And again, up two, three, coming back down and resting. Very easy to do a set of ten as well there. Again, I'm trying to build up the strength in my legs because I know those are kind of the the first warriors when it comes to keeping me stable. And preventing falls.

The last exercise I'm gonna show you, and the most challenging is what we call a sit to stand. So now we're gonna sit on this chair And basically what you want to do is keep your hands in your lap or if you want to put them here to give you a little more, upper mobility. You can do that. And basically, you're just gonna make sure that your legs are nice and even with your hips, your toes are pointing forward. Your core is engaged. Your back is straight. And then you're just gonna stand up.

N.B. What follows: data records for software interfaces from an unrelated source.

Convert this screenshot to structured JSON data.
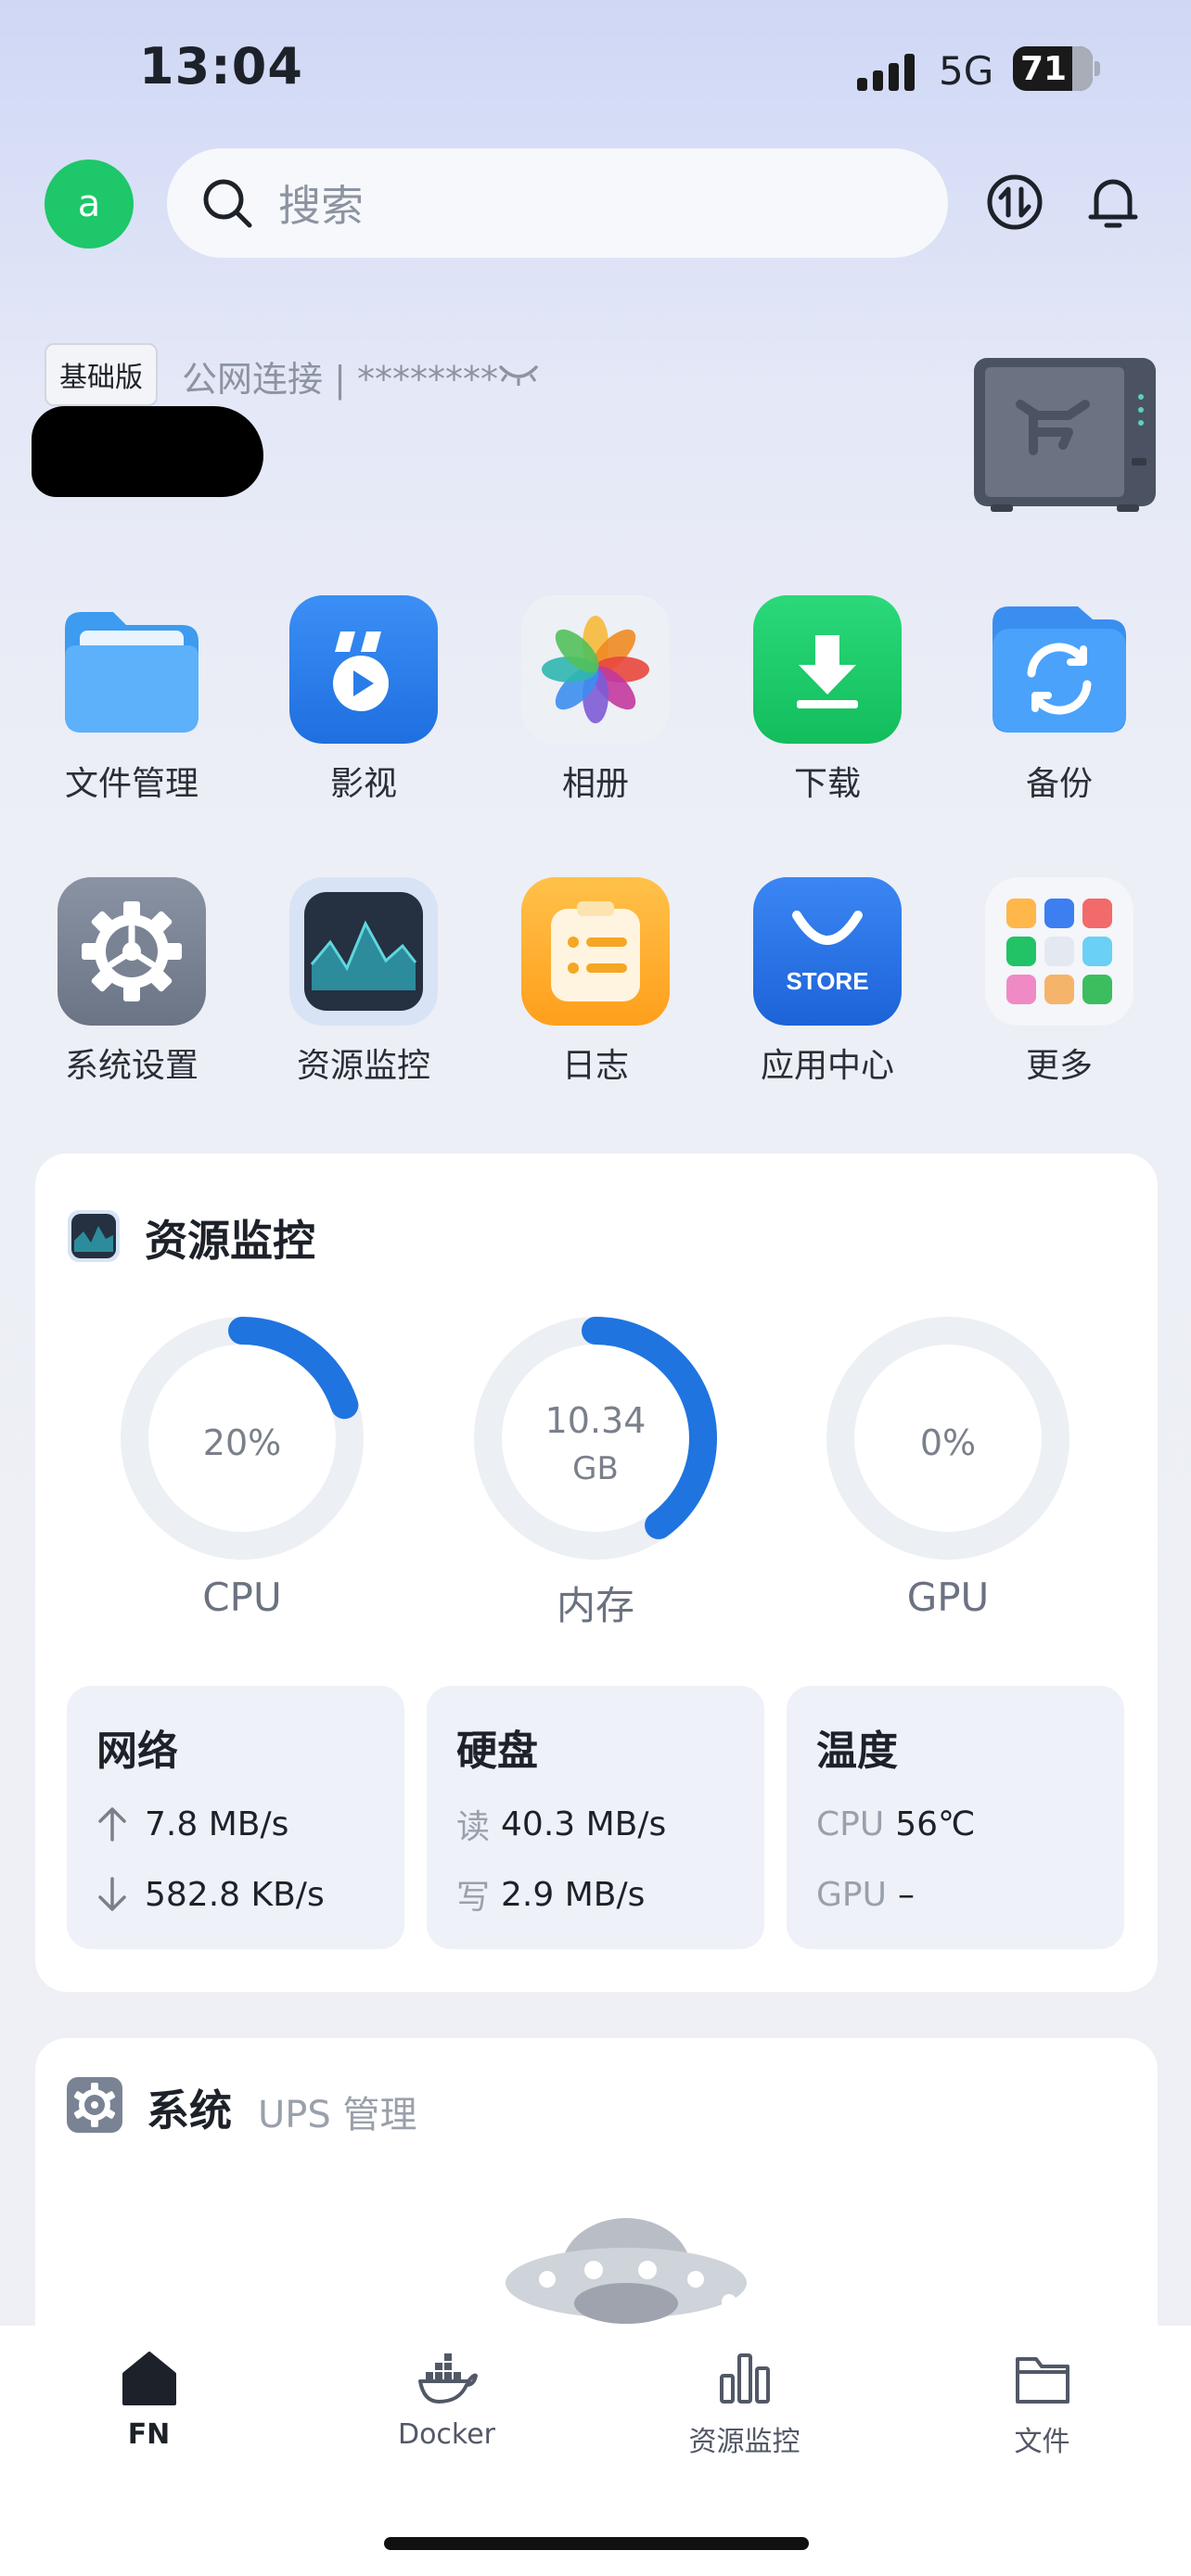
{
  "status_bar": {
    "time": "13:04",
    "network": "5G",
    "battery": "71"
  },
  "header": {
    "avatar_letter": "a",
    "search_placeholder": "搜索"
  },
  "device": {
    "edition": "基础版",
    "connection": "公网连接 | ********"
  },
  "apps": [
    {
      "label": "文件管理",
      "icon": "folder-icon"
    },
    {
      "label": "影视",
      "icon": "video-icon"
    },
    {
      "label": "相册",
      "icon": "photos-icon"
    },
    {
      "label": "下载",
      "icon": "download-icon"
    },
    {
      "label": "备份",
      "icon": "backup-icon"
    },
    {
      "label": "系统设置",
      "icon": "settings-icon"
    },
    {
      "label": "资源监控",
      "icon": "monitor-icon"
    },
    {
      "label": "日志",
      "icon": "log-icon"
    },
    {
      "label": "应用中心",
      "icon": "store-icon"
    },
    {
      "label": "更多",
      "icon": "more-icon"
    }
  ],
  "store_badge": "STORE",
  "monitor": {
    "title": "资源监控",
    "cpu": {
      "value": "20%",
      "label": "CPU",
      "fraction": 0.2
    },
    "memory": {
      "value": "10.34",
      "unit": "GB",
      "label": "内存",
      "fraction": 0.4
    },
    "gpu": {
      "value": "0%",
      "label": "GPU",
      "fraction": 0
    },
    "network": {
      "title": "网络",
      "up": "7.8 MB/s",
      "down": "582.8 KB/s"
    },
    "disk": {
      "title": "硬盘",
      "read_key": "读",
      "read": "40.3 MB/s",
      "write_key": "写",
      "write": "2.9 MB/s"
    },
    "temp": {
      "title": "温度",
      "cpu_key": "CPU",
      "cpu": "56℃",
      "gpu_key": "GPU",
      "gpu": "–"
    }
  },
  "system_card": {
    "title": "系统",
    "subtitle": "UPS 管理"
  },
  "tabs": [
    {
      "label": "FN",
      "icon": "home-icon",
      "active": true
    },
    {
      "label": "Docker",
      "icon": "docker-icon",
      "active": false
    },
    {
      "label": "资源监控",
      "icon": "bar-chart-icon",
      "active": false
    },
    {
      "label": "文件",
      "icon": "folder-outline-icon",
      "active": false
    }
  ],
  "colors": {
    "accent": "#1f74e0",
    "avatar": "#1ec76a",
    "ring_track": "#eceff3"
  }
}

And then go back down. Again, this does not have to be a quick motion. In fact, it's probably more challenging to do it slowly. And stand back up and come back down.

If that's hard for you, put a pillow underneath you. Okay? Do the exercise, so you're not quite so low. Put a nice big pillow, and then you can stand up and come back down.

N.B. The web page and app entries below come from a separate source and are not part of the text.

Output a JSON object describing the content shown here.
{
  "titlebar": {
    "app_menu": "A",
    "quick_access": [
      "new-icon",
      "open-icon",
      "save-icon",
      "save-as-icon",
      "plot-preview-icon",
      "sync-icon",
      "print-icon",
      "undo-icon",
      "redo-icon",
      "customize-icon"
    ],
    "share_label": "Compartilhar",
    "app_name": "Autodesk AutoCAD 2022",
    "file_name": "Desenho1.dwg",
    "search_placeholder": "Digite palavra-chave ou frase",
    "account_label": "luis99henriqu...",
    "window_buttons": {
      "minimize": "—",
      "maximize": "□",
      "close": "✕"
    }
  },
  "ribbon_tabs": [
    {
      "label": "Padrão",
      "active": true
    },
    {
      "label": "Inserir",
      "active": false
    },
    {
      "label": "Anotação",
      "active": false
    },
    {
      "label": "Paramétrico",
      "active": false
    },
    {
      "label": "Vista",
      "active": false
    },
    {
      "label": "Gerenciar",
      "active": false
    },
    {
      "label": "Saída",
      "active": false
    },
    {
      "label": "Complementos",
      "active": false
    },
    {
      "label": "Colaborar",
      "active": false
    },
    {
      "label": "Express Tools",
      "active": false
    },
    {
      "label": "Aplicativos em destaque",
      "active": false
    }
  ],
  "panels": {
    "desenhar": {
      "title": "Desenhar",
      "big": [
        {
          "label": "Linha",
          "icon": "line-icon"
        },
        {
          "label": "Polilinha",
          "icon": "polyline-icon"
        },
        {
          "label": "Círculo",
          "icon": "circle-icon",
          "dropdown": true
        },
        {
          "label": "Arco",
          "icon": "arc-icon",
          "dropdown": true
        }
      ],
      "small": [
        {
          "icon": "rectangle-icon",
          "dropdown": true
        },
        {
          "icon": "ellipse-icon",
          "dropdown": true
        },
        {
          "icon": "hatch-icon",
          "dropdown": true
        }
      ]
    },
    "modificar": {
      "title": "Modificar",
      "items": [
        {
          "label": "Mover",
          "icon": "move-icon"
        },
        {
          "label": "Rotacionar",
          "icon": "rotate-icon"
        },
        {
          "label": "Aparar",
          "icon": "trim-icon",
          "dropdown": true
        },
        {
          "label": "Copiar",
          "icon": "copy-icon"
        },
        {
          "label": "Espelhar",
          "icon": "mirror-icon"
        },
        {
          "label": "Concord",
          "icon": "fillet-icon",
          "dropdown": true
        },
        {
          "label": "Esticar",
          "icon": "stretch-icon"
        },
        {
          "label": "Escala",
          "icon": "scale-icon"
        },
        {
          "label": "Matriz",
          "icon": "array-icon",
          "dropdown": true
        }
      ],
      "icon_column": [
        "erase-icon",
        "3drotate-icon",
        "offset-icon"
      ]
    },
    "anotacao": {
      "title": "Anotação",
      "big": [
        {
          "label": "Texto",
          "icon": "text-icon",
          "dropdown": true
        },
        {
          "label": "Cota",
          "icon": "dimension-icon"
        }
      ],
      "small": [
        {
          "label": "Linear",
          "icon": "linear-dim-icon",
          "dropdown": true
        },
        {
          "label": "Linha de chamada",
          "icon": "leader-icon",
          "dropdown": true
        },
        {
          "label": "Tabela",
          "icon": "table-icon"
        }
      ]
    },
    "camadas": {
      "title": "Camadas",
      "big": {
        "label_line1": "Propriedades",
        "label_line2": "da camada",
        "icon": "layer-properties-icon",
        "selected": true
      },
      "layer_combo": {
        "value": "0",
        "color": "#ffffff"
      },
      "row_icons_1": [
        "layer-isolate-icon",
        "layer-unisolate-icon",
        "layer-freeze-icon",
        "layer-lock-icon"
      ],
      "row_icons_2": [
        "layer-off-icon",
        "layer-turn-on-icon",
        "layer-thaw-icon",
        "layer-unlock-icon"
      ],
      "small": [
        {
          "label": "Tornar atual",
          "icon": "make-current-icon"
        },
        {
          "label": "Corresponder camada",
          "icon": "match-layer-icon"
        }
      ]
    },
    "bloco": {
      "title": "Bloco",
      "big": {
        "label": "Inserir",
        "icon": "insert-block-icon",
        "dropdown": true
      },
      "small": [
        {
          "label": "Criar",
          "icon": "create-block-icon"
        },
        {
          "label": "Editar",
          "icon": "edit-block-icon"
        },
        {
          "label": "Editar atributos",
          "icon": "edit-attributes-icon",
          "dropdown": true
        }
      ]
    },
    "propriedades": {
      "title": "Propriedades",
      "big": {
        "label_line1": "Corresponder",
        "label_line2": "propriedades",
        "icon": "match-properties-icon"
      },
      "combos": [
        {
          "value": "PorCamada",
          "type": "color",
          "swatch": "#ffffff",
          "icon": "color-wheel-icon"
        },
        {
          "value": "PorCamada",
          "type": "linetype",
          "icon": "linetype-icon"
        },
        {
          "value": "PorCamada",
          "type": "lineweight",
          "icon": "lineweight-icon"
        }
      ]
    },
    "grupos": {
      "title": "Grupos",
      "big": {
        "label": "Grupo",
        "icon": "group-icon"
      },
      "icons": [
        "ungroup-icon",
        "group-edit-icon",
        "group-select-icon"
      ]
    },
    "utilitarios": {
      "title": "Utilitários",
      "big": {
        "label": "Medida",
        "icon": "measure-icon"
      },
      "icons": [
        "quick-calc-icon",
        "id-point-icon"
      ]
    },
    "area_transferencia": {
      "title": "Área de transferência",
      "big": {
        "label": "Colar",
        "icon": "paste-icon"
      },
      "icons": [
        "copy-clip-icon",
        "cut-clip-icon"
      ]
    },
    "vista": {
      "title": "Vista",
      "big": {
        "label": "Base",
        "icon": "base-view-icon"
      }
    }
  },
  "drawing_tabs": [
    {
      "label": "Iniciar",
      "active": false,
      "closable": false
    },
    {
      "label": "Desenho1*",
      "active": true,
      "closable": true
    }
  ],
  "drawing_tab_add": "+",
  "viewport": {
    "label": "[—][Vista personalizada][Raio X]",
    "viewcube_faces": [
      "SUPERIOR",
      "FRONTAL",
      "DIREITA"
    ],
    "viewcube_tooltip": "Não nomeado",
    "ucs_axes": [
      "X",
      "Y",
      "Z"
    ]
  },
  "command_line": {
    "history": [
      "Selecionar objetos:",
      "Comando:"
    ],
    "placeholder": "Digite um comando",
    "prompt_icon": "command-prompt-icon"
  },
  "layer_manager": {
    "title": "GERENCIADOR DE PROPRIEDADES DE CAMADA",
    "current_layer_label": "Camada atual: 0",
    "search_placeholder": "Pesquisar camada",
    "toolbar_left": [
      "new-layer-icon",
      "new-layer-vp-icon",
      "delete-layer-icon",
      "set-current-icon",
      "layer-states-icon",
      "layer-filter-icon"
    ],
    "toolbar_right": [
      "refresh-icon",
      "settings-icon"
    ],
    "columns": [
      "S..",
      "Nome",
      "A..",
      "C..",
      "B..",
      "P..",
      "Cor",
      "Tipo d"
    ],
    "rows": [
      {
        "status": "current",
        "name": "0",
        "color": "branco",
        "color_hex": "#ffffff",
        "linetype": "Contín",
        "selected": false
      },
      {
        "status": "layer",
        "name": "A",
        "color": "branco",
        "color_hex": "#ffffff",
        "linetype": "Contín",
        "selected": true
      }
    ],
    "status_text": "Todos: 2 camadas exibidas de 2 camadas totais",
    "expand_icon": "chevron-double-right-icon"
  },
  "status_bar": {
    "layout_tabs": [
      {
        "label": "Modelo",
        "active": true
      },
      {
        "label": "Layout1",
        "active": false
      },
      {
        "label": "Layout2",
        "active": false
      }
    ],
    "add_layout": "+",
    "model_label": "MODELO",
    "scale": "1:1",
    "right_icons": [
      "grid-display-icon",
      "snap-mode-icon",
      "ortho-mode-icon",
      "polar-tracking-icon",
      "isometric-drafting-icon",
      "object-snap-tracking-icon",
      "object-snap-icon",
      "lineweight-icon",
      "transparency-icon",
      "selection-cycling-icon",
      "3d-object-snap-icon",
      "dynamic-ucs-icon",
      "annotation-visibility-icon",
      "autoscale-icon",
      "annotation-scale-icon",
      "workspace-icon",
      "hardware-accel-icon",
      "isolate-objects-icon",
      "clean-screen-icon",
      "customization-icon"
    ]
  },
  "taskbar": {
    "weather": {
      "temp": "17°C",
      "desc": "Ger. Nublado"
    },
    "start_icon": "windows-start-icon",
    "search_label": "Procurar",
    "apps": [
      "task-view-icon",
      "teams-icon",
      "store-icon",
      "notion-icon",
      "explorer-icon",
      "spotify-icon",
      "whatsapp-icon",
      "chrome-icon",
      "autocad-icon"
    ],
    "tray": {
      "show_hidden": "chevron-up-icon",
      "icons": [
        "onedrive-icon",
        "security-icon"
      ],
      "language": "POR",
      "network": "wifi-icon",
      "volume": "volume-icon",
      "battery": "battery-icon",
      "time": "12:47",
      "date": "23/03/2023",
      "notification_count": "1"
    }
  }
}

If it's hard that way, you can even use your arms to put out front of you. It gives you a little more kind of upward weight to use as leverage. That's gonna make the exercise easier.

Again, doing a set of ten of these is a great way to build up strength in your core and in your legs, your glutes, your hamstrings, and your quads.

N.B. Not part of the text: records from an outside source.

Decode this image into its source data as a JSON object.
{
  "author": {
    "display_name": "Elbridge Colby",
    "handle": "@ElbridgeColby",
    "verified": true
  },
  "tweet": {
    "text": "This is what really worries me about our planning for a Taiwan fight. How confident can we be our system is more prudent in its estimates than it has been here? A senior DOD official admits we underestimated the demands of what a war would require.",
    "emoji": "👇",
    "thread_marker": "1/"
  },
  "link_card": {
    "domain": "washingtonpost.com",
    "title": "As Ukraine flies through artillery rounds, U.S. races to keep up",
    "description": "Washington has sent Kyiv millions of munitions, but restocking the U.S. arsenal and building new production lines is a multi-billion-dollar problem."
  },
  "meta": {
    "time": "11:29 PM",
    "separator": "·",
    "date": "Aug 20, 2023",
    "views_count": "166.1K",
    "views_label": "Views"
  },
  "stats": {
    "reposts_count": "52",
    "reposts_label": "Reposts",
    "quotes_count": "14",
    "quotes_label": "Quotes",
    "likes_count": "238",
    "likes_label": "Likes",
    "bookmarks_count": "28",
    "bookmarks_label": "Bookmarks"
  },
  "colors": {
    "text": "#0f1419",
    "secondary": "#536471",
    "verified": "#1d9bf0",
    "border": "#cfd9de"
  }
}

Our last two exercise focus a little more on balance and less on actual strength. One is just standing heel to toe. Okay. So I'm going to demonstrate this to the side so you can see. It's basically just being in a standing position with one heel at the toe.

You can feel your body wobble a little bit.

You can put your arms kind of in at your core that help stabilized there. If you don't feel steady with this, put a chair in front of you and do it on the back of a chair. Okay? Just standing like this for solid thirty seconds, is gonna engage all of those micro muscles in there that need to fire to keep you nice and balanced. We're almost kind of rewiring our proprioceptors or the sensors in our legs to kind of know how to help us maintain that stability. Do it with one leg in front?

And then you're gonna switch, and you're gonna do it with the other leg in front.

Okay? Again, if you need to, you put a chair here.

And the second exercise is just a traditional one legged stand. Again, if you're not so steady on your feet, have a chair there so that you can hold on to it. I'm gonna just so you can see better demonstrate without the chair. And that's just standing on one leg with the other leg in a various position.

This is easier to do, by the way, without shoes on, but I'm just gonna show you since I got my shoes on here. One is just doing it with just one leg kind of just barely up and resting on the ankle. I'm keeping my arms here kind of in at my core to help it balance. So this is one way to do Okay?

And we're talking about holding this for a length of time. Thirty seconds I would say is the minimum or I'd like you to try. If you can do it for a whole minute, even better.

And just resting here. If you need that chair, you put it right in front of you. Okay? You'll feel the little muscles fire. Again, we're training the proprioceptors in your muscles to send signals to your brain and know how to adjust for these these micro movements there. If that's easy enough, the next step would be putting that on your calf. Okay?

And holding it there. Again, you can do this with a chair or just standing here. And if that's easy enough, you can put that and away up on your leg. You could keep your hand here to hold it, you can hold on to the chair with the other one. And there we go. Holding that position, like I said, thirty seconds, maybe up to a minute, just to allow the strength of these muscles as well as the training of those proprioceptors.

So there you go. We've gone through three core strengthening exercises three leg and and buttocks strengthening exercises, and then a couple of exercises more for actual balance and the proprioceptors.

Do that routine and you will help keep your balance center kind of in check and help keep your muscles strong and help prevent those devastating falls that can lead to all kinds of injuries. Alright. I'm doctor Keller Worham. Thanks for tuning in to another home edition of house call, and I'll be back next time with more exercises.